_Task goal_.
Please set down the records exactly, keeping every line.

_Data excerpts_.
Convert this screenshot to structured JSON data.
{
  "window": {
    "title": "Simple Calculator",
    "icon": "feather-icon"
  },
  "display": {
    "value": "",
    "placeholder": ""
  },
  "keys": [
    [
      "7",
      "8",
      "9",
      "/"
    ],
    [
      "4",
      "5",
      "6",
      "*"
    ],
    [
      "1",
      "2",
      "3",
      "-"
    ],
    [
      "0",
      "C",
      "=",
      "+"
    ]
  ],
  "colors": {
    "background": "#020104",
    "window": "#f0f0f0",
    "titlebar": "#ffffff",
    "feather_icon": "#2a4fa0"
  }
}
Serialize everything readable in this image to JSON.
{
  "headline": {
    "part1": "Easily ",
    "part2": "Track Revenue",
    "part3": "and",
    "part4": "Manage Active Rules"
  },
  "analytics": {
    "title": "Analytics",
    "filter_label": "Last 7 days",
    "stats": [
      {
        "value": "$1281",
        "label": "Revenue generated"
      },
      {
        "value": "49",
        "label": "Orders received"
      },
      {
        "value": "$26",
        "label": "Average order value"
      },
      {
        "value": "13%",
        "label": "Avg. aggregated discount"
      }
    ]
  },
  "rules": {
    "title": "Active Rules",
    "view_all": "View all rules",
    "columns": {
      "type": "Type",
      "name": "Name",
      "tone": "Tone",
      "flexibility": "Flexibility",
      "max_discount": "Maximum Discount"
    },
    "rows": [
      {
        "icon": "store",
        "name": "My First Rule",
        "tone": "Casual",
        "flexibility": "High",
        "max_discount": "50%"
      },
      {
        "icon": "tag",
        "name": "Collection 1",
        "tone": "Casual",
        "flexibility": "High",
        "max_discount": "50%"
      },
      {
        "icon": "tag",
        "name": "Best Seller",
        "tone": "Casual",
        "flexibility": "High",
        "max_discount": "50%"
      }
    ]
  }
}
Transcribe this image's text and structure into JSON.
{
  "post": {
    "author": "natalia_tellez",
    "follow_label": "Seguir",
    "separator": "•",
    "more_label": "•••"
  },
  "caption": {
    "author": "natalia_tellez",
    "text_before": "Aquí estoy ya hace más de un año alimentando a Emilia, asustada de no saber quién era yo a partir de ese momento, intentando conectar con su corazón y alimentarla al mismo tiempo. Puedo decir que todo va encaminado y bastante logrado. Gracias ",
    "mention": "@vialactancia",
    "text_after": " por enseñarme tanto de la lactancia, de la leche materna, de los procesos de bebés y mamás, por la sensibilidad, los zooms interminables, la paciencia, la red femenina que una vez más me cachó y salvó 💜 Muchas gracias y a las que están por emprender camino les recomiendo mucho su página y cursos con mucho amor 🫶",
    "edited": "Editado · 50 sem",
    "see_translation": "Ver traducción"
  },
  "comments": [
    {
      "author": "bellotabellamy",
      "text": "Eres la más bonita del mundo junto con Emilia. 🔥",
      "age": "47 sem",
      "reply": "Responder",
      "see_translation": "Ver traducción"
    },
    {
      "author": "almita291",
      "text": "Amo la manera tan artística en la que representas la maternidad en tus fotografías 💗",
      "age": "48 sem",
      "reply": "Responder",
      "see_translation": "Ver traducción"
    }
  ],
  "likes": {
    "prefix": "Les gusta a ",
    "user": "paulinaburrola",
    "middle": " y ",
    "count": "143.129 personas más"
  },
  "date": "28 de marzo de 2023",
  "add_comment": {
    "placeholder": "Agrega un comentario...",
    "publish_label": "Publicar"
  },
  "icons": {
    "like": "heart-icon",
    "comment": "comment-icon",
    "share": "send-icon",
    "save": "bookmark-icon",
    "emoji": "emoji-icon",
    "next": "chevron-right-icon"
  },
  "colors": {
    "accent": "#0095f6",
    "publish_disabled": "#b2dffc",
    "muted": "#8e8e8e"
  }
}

_Solved problem_.
Convert this screenshot to structured JSON data.
{
  "window": {
    "title": "Simple Calculator",
    "icon": "feather-icon"
  },
  "display": {
    "value": "",
    "placeholder": ""
  },
  "keys": [
    [
      "7",
      "8",
      "9",
      "/"
    ],
    [
      "4",
      "5",
      "6",
      "*"
    ],
    [
      "1",
      "2",
      "3",
      "-"
    ],
    [
      "0",
      "C",
      "=",
      "+"
    ]
  ],
  "colors": {
    "background": "#020104",
    "window": "#f0f0f0",
    "titlebar": "#ffffff",
    "feather_icon": "#2a4fa0"
  }
}
Serialize everything readable in this image to JSON.
{
  "headline": {
    "part1": "Easily ",
    "part2": "Track Revenue",
    "part3": "and",
    "part4": "Manage Active Rules"
  },
  "analytics": {
    "title": "Analytics",
    "filter_label": "Last 7 days",
    "stats": [
      {
        "value": "$1281",
        "label": "Revenue generated"
      },
      {
        "value": "49",
        "label": "Orders received"
      },
      {
        "value": "$26",
        "label": "Average order value"
      },
      {
        "value": "13%",
        "label": "Avg. aggregated discount"
      }
    ]
  },
  "rules": {
    "title": "Active Rules",
    "view_all": "View all rules",
    "columns": {
      "type": "Type",
      "name": "Name",
      "tone": "Tone",
      "flexibility": "Flexibility",
      "max_discount": "Maximum Discount"
    },
    "rows": [
      {
        "icon": "store",
        "name": "My First Rule",
        "tone": "Casual",
        "flexibility": "High",
        "max_discount": "50%"
      },
      {
        "icon": "tag",
        "name": "Collection 1",
        "tone": "Casual",
        "flexibility": "High",
        "max_discount": "50%"
      },
      {
        "icon": "tag",
        "name": "Best Seller",
        "tone": "Casual",
        "flexibility": "High",
        "max_discount": "50%"
      }
    ]
  }
}
Transcribe this image's text and structure into JSON.
{
  "post": {
    "author": "natalia_tellez",
    "follow_label": "Seguir",
    "separator": "•",
    "more_label": "•••"
  },
  "caption": {
    "author": "natalia_tellez",
    "text_before": "Aquí estoy ya hace más de un año alimentando a Emilia, asustada de no saber quién era yo a partir de ese momento, intentando conectar con su corazón y alimentarla al mismo tiempo. Puedo decir que todo va encaminado y bastante logrado. Gracias ",
    "mention": "@vialactancia",
    "text_after": " por enseñarme tanto de la lactancia, de la leche materna, de los procesos de bebés y mamás, por la sensibilidad, los zooms interminables, la paciencia, la red femenina que una vez más me cachó y salvó 💜 Muchas gracias y a las que están por emprender camino les recomiendo mucho su página y cursos con mucho amor 🫶",
    "edited": "Editado · 50 sem",
    "see_translation": "Ver traducción"
  },
  "comments": [
    {
      "author": "bellotabellamy",
      "text": "Eres la más bonita del mundo junto con Emilia. 🔥",
      "age": "47 sem",
      "reply": "Responder",
      "see_translation": "Ver traducción"
    },
    {
      "author": "almita291",
      "text": "Amo la manera tan artística en la que representas la maternidad en tus fotografías 💗",
      "age": "48 sem",
      "reply": "Responder",
      "see_translation": "Ver traducción"
    }
  ],
  "likes": {
    "prefix": "Les gusta a ",
    "user": "paulinaburrola",
    "middle": " y ",
    "count": "143.129 personas más"
  },
  "date": "28 de marzo de 2023",
  "add_comment": {
    "placeholder": "Agrega un comentario...",
    "publish_label": "Publicar"
  },
  "icons": {
    "like": "heart-icon",
    "comment": "comment-icon",
    "share": "send-icon",
    "save": "bookmark-icon",
    "emoji": "emoji-icon",
    "next": "chevron-right-icon"
  },
  "colors": {
    "accent": "#0095f6",
    "publish_disabled": "#b2dffc",
    "muted": "#8e8e8e"
  }
}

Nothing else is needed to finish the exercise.